Nurse returns to Mineola 45 years after taking job overseas


Many years ago, Mineola General Hospital perched atop a hill on Mimosa Street. It was a small hospital that served it’s community well, but in 1974, they were experiencing a shortage of trained and skilled registered nurses. 

Through a hiring agency, Ms. Ona DiSalvo, nursing director of the hospital at the time, recruited three nurses from the Philippines. Among them was Glenda Jao Hobart, a nervous 25 year old young lady who had never been away from her home country. 

All she’d seen of the United States was of big cities in movies. 

“I didn’t even know there were such rural areas like Mineola,” says Hobart.

When she arrived in the U.S., Hobart thought she would be working at a big hospital such as the university hospital where she had been working in OB recovery and the nursery, but Mineola General was small and she had to fill many roles. 

The first Christmas she and her friends were here, it snowed, and she missed the warmth of her home and her family. 

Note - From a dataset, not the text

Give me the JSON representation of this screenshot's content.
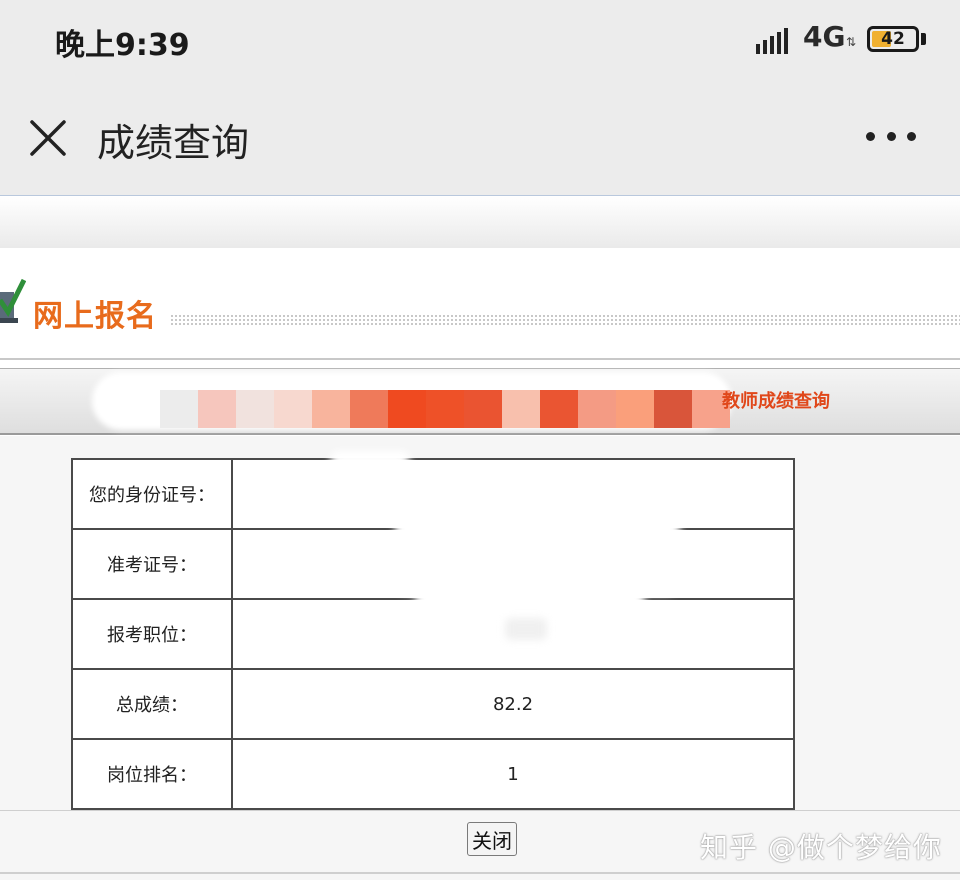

Mineola was far from a big city, but she was surprised by what she did find here – kindness and lasting friendship.

Nora McKinney was a head nurse at the hospital and “adopted” Hobart and the other two ladies into her family. 

Hobart recalls many new experiences and great memories of her time in Mineola. 

One night, during a storm, Hobart called McKinney at home because she thought someone was throwing rocks at their house. It turned out to be hail; something they’d never seen in the Philippines. 

The nurses had studied English books before coming to the U.S. but still couldn’t speak English very well. When the telephone would ring, they were afraid to answer it and would run into another room. 

McKinney’s daughter taught the ladies to drive, and they would borrow vehicles from other staff members to go shopping in Dallas. 

Hobart experienced her first football game at Mineola High School, and attended her first concert (Chicago and the Beach Boys) in Dallas. 

Hobart says that she and her friends were invited to holiday parties and attended parties at the local VFW, too. 

Mr. Slaton and his wife took them to the State Fair in Dallas, and the hospital owner’s wife drove them to Austin to take their board exams and show them around the city.

Hobart says, “It was a good experience and I appreciate starting in a small community and being connected.”

She comes back every few years to visit her dear friends that she has managed to stay in contact with through Facebook.